Eng"lish (?), a. [AS. Englisc, fr. Engle, Angle, Engles, Angles, a tribe of Germans from the southeast of Sleswick, in Denmark, who settled in Britain and gave it the name of England. Cf. Anglican.]

Of or pertaining to England, or to its inhabitants, or to the present so-called Anglo-Saxon race.

English bond Arch.

See 1st Bond, n., 8. -- English breakfast tea. See Congou. -- English horn. Mus. See Corno Inglese. -- English walnut. Bot. See under Walnut.


© Webster 1913.

Eng"lish, n.


Collectively, the people of England; English people or persons.


The language of England or of the English nation, and of their descendants in America, India, and other countries.
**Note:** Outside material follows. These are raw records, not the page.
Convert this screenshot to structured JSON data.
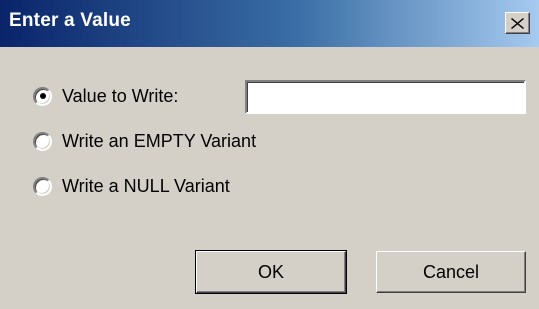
{
  "dialog": {
    "title": "Enter a Value",
    "close_icon": "close-icon"
  },
  "options": {
    "value_to_write_label": "Value to Write:",
    "empty_variant_label": "Write an EMPTY Variant",
    "null_variant_label": "Write a NULL Variant",
    "selected": "value_to_write"
  },
  "value_input": {
    "value": "",
    "placeholder": ""
  },
  "buttons": {
    "ok_label": "OK",
    "cancel_label": "Cancel"
  },
  "colors": {
    "face": "#d4d0c8",
    "title_gradient_start": "#0a246a",
    "title_gradient_end": "#a6caf0"
  }
}
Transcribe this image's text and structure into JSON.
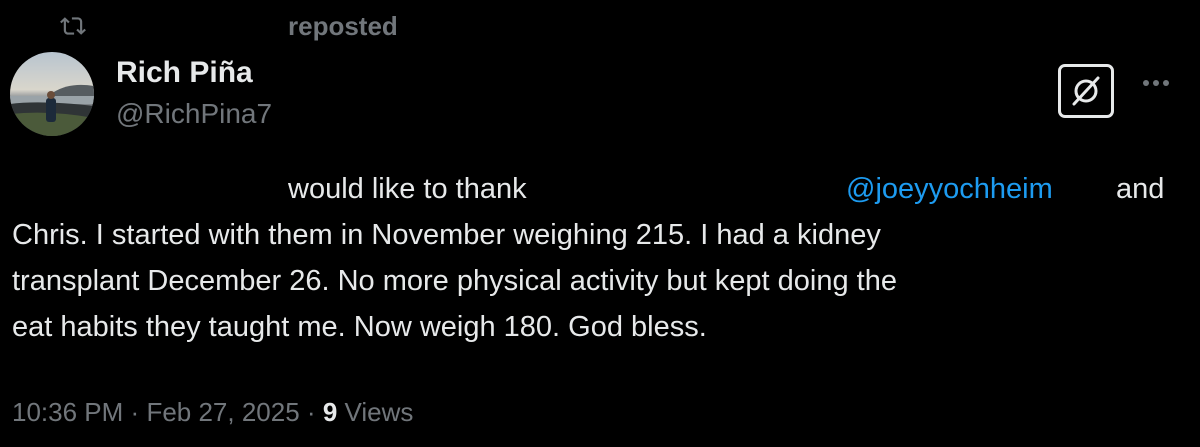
{
  "repost": {
    "label": "reposted",
    "icon": "repost-icon"
  },
  "author": {
    "name": "Rich Piña",
    "handle": "@RichPina7",
    "avatar": "avatar-photo"
  },
  "header_actions": {
    "grok_icon": "grok-icon",
    "more_icon": "more-icon"
  },
  "tweet": {
    "line1_text_a": "would like to thank",
    "line1_mention": "@joeyyochheim",
    "line1_text_b": "and",
    "line2": "Chris. I started with them in November weighing 215. I had a kidney",
    "line3": "transplant December 26. No more physical activity but kept doing the",
    "line4": "eat habits they taught me. Now weigh 180. God bless."
  },
  "meta": {
    "time": "10:36 PM",
    "separator": "·",
    "date": "Feb 27, 2025",
    "views_count": "9",
    "views_label": "Views"
  },
  "colors": {
    "background": "#000000",
    "text_primary": "#e7e9ea",
    "text_secondary": "#71767b",
    "link": "#1d9bf0"
  }
}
The English language has been variously divided into periods by different writers. In the division most commonly recognized, the first period dates from about 450 to 1150. This is the period of full inflection, and is called Anglo-Saxon, or, by many recent writers, Old English. The second period dates from about 1150 to 1550 (or, if four periods be recognized, from about 1150 to 1350), and is called Early English, Middle English, or more commonly (as in the usage of this book), Old English. During this period most of the inflections were dropped, and there was a great addition of French words to the language. The third period extends from about 1350 to 1550, and is Middle English. During this period orthography became comparatively fixed. The last period, from about 1550, is called Modern English.


A kind of printing type, in size between Pica and Great Primer. See Type.

The type called English.

4. Billiards

A twist or spinning motion given to a ball in striking it that influences the direction it will take after touching a cushion or another ball.

The King's, or Queen's, English. See under King.


© Webster 1913.

Eng"lish, v. t. [imp. & p. p. Englished (?); p. pr. & vb. n. Englishing.]


To translate into the English language; to Anglicize; hence, to interpret; to explain.

Those gracious acts . . . may be Englished more properly, acts of fear and dissimulation. Milton.

Caxton does not care to alter the French forms and words in the book which he was Englishing. T. L. K. Oliphant.

2. Billiards

To strike (the cue ball) in such a manner as to give it in addition to its forward motion a spinning motion, that influences its direction after impact on another ball or the cushion.



© Webster 1913.